§ **DATA SHOWN**:

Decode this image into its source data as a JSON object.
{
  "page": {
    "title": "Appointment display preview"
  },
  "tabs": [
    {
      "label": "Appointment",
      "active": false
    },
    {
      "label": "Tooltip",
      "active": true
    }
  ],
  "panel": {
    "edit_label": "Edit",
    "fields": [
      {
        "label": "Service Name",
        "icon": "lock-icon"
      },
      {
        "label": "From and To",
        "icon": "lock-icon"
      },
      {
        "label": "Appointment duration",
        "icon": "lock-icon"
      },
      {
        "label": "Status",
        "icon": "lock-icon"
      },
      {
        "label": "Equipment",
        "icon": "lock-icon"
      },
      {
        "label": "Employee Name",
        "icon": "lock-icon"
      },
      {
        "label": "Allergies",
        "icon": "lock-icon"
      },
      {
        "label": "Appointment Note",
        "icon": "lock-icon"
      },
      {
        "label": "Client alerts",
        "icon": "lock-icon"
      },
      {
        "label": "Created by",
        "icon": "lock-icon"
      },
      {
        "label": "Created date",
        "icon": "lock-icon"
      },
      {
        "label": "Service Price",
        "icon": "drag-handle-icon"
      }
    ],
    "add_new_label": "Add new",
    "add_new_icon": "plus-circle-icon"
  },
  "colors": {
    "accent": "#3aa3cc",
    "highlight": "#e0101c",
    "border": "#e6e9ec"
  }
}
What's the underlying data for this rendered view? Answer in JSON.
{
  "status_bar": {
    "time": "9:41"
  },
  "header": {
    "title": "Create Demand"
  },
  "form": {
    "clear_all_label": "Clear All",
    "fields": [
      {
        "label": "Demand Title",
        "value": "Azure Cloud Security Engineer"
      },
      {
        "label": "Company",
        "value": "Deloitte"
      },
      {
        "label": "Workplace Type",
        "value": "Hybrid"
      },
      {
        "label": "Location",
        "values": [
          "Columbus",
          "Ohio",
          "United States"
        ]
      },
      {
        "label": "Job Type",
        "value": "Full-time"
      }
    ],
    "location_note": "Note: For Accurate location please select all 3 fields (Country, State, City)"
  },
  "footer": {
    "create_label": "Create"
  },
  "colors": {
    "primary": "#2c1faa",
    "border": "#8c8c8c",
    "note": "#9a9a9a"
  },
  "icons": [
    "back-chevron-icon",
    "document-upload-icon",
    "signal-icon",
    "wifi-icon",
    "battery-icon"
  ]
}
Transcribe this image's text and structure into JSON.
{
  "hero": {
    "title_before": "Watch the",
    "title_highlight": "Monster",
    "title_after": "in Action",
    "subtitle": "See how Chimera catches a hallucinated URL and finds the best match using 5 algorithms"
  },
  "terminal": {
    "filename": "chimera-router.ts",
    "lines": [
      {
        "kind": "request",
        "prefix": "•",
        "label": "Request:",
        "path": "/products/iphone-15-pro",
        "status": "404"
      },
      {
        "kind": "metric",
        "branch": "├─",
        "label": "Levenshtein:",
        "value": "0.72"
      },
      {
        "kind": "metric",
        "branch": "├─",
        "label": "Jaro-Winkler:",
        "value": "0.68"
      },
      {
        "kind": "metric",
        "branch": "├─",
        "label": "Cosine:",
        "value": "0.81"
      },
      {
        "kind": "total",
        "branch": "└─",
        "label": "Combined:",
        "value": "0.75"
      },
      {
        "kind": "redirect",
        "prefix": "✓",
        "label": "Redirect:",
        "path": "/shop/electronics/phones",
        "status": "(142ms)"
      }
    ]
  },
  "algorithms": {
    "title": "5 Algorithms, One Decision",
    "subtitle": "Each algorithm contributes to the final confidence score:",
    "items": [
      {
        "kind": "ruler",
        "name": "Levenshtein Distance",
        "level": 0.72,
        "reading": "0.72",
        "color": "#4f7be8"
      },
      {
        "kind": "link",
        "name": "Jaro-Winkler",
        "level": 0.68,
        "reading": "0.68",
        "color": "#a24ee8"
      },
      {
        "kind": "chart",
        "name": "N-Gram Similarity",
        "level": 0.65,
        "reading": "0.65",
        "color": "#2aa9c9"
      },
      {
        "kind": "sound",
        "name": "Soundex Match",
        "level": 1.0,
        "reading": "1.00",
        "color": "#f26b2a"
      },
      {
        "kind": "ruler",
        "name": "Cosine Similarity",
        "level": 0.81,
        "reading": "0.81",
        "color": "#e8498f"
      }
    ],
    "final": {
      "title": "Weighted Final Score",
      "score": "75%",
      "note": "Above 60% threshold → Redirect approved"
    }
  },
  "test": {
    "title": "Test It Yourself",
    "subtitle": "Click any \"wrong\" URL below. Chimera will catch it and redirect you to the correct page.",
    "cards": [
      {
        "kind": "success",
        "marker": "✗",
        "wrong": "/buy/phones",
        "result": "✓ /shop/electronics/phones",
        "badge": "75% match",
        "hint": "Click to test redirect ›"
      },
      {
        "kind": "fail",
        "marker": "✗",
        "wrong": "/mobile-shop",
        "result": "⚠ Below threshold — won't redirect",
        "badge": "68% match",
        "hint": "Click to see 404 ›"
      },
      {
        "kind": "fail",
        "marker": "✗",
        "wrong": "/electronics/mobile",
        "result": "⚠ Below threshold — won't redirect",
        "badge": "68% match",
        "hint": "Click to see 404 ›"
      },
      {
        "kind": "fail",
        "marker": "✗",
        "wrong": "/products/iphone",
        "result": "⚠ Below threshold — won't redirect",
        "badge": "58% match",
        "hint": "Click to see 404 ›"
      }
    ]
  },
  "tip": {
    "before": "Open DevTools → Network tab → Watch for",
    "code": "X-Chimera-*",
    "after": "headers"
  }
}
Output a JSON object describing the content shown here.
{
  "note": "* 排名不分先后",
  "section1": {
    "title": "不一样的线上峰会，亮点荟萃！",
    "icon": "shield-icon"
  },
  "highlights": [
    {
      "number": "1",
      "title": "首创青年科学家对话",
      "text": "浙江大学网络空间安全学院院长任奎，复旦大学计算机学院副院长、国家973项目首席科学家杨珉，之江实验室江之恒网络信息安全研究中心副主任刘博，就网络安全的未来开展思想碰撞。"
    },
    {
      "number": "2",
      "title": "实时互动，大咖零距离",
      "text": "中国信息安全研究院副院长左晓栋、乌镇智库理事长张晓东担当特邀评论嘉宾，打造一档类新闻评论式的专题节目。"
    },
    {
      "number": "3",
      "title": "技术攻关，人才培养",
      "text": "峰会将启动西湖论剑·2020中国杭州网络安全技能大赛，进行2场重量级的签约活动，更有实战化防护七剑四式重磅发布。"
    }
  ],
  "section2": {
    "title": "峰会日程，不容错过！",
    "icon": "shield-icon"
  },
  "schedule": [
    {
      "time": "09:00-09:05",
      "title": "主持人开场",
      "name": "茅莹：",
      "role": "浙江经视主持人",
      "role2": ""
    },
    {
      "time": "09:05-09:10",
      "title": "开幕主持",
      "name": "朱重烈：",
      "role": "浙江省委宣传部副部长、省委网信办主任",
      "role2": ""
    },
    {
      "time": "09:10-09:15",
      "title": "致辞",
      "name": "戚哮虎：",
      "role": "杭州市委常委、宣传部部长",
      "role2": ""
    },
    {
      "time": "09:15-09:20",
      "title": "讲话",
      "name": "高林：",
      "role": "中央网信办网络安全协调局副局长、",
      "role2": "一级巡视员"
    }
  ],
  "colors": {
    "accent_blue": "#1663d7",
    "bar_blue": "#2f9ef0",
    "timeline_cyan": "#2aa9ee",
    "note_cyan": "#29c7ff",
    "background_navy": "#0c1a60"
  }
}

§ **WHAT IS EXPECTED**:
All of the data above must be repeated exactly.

§ **FINAL ANSWER**:
Decode this image into its source data as a JSON object.
{
  "page": {
    "title": "Appointment display preview"
  },
  "tabs": [
    {
      "label": "Appointment",
      "active": false
    },
    {
      "label": "Tooltip",
      "active": true
    }
  ],
  "panel": {
    "edit_label": "Edit",
    "fields": [
      {
        "label": "Service Name",
        "icon": "lock-icon"
      },
      {
        "label": "From and To",
        "icon": "lock-icon"
      },
      {
        "label": "Appointment duration",
        "icon": "lock-icon"
      },
      {
        "label": "Status",
        "icon": "lock-icon"
      },
      {
        "label": "Equipment",
        "icon": "lock-icon"
      },
      {
        "label": "Employee Name",
        "icon": "lock-icon"
      },
      {
        "label": "Allergies",
        "icon": "lock-icon"
      },
      {
        "label": "Appointment Note",
        "icon": "lock-icon"
      },
      {
        "label": "Client alerts",
        "icon": "lock-icon"
      },
      {
        "label": "Created by",
        "icon": "lock-icon"
      },
      {
        "label": "Created date",
        "icon": "lock-icon"
      },
      {
        "label": "Service Price",
        "icon": "drag-handle-icon"
      }
    ],
    "add_new_label": "Add new",
    "add_new_icon": "plus-circle-icon"
  },
  "colors": {
    "accent": "#3aa3cc",
    "highlight": "#e0101c",
    "border": "#e6e9ec"
  }
}
What's the underlying data for this rendered view? Answer in JSON.
{
  "status_bar": {
    "time": "9:41"
  },
  "header": {
    "title": "Create Demand"
  },
  "form": {
    "clear_all_label": "Clear All",
    "fields": [
      {
        "label": "Demand Title",
        "value": "Azure Cloud Security Engineer"
      },
      {
        "label": "Company",
        "value": "Deloitte"
      },
      {
        "label": "Workplace Type",
        "value": "Hybrid"
      },
      {
        "label": "Location",
        "values": [
          "Columbus",
          "Ohio",
          "United States"
        ]
      },
      {
        "label": "Job Type",
        "value": "Full-time"
      }
    ],
    "location_note": "Note: For Accurate location please select all 3 fields (Country, State, City)"
  },
  "footer": {
    "create_label": "Create"
  },
  "colors": {
    "primary": "#2c1faa",
    "border": "#8c8c8c",
    "note": "#9a9a9a"
  },
  "icons": [
    "back-chevron-icon",
    "document-upload-icon",
    "signal-icon",
    "wifi-icon",
    "battery-icon"
  ]
}
Transcribe this image's text and structure into JSON.
{
  "hero": {
    "title_before": "Watch the",
    "title_highlight": "Monster",
    "title_after": "in Action",
    "subtitle": "See how Chimera catches a hallucinated URL and finds the best match using 5 algorithms"
  },
  "terminal": {
    "filename": "chimera-router.ts",
    "lines": [
      {
        "kind": "request",
        "prefix": "•",
        "label": "Request:",
        "path": "/products/iphone-15-pro",
        "status": "404"
      },
      {
        "kind": "metric",
        "branch": "├─",
        "label": "Levenshtein:",
        "value": "0.72"
      },
      {
        "kind": "metric",
        "branch": "├─",
        "label": "Jaro-Winkler:",
        "value": "0.68"
      },
      {
        "kind": "metric",
        "branch": "├─",
        "label": "Cosine:",
        "value": "0.81"
      },
      {
        "kind": "total",
        "branch": "└─",
        "label": "Combined:",
        "value": "0.75"
      },
      {
        "kind": "redirect",
        "prefix": "✓",
        "label": "Redirect:",
        "path": "/shop/electronics/phones",
        "status": "(142ms)"
      }
    ]
  },
  "algorithms": {
    "title": "5 Algorithms, One Decision",
    "subtitle": "Each algorithm contributes to the final confidence score:",
    "items": [
      {
        "kind": "ruler",
        "name": "Levenshtein Distance",
        "level": 0.72,
        "reading": "0.72",
        "color": "#4f7be8"
      },
      {
        "kind": "link",
        "name": "Jaro-Winkler",
        "level": 0.68,
        "reading": "0.68",
        "color": "#a24ee8"
      },
      {
        "kind": "chart",
        "name": "N-Gram Similarity",
        "level": 0.65,
        "reading": "0.65",
        "color": "#2aa9c9"
      },
      {
        "kind": "sound",
        "name": "Soundex Match",
        "level": 1.0,
        "reading": "1.00",
        "color": "#f26b2a"
      },
      {
        "kind": "ruler",
        "name": "Cosine Similarity",
        "level": 0.81,
        "reading": "0.81",
        "color": "#e8498f"
      }
    ],
    "final": {
      "title": "Weighted Final Score",
      "score": "75%",
      "note": "Above 60% threshold → Redirect approved"
    }
  },
  "test": {
    "title": "Test It Yourself",
    "subtitle": "Click any \"wrong\" URL below. Chimera will catch it and redirect you to the correct page.",
    "cards": [
      {
        "kind": "success",
        "marker": "✗",
        "wrong": "/buy/phones",
        "result": "✓ /shop/electronics/phones",
        "badge": "75% match",
        "hint": "Click to test redirect ›"
      },
      {
        "kind": "fail",
        "marker": "✗",
        "wrong": "/mobile-shop",
        "result": "⚠ Below threshold — won't redirect",
        "badge": "68% match",
        "hint": "Click to see 404 ›"
      },
      {
        "kind": "fail",
        "marker": "✗",
        "wrong": "/electronics/mobile",
        "result": "⚠ Below threshold — won't redirect",
        "badge": "68% match",
        "hint": "Click to see 404 ›"
      },
      {
        "kind": "fail",
        "marker": "✗",
        "wrong": "/products/iphone",
        "result": "⚠ Below threshold — won't redirect",
        "badge": "58% match",
        "hint": "Click to see 404 ›"
      }
    ]
  },
  "tip": {
    "before": "Open DevTools → Network tab → Watch for",
    "code": "X-Chimera-*",
    "after": "headers"
  }
}
Output a JSON object describing the content shown here.
{
  "note": "* 排名不分先后",
  "section1": {
    "title": "不一样的线上峰会，亮点荟萃！",
    "icon": "shield-icon"
  },
  "highlights": [
    {
      "number": "1",
      "title": "首创青年科学家对话",
      "text": "浙江大学网络空间安全学院院长任奎，复旦大学计算机学院副院长、国家973项目首席科学家杨珉，之江实验室江之恒网络信息安全研究中心副主任刘博，就网络安全的未来开展思想碰撞。"
    },
    {
      "number": "2",
      "title": "实时互动，大咖零距离",
      "text": "中国信息安全研究院副院长左晓栋、乌镇智库理事长张晓东担当特邀评论嘉宾，打造一档类新闻评论式的专题节目。"
    },
    {
      "number": "3",
      "title": "技术攻关，人才培养",
      "text": "峰会将启动西湖论剑·2020中国杭州网络安全技能大赛，进行2场重量级的签约活动，更有实战化防护七剑四式重磅发布。"
    }
  ],
  "section2": {
    "title": "峰会日程，不容错过！",
    "icon": "shield-icon"
  },
  "schedule": [
    {
      "time": "09:00-09:05",
      "title": "主持人开场",
      "name": "茅莹：",
      "role": "浙江经视主持人",
      "role2": ""
    },
    {
      "time": "09:05-09:10",
      "title": "开幕主持",
      "name": "朱重烈：",
      "role": "浙江省委宣传部副部长、省委网信办主任",
      "role2": ""
    },
    {
      "time": "09:10-09:15",
      "title": "致辞",
      "name": "戚哮虎：",
      "role": "杭州市委常委、宣传部部长",
      "role2": ""
    },
    {
      "time": "09:15-09:20",
      "title": "讲话",
      "name": "高林：",
      "role": "中央网信办网络安全协调局副局长、",
      "role2": "一级巡视员"
    }
  ],
  "colors": {
    "accent_blue": "#1663d7",
    "bar_blue": "#2f9ef0",
    "timeline_cyan": "#2aa9ee",
    "note_cyan": "#29c7ff",
    "background_navy": "#0c1a60"
  }
}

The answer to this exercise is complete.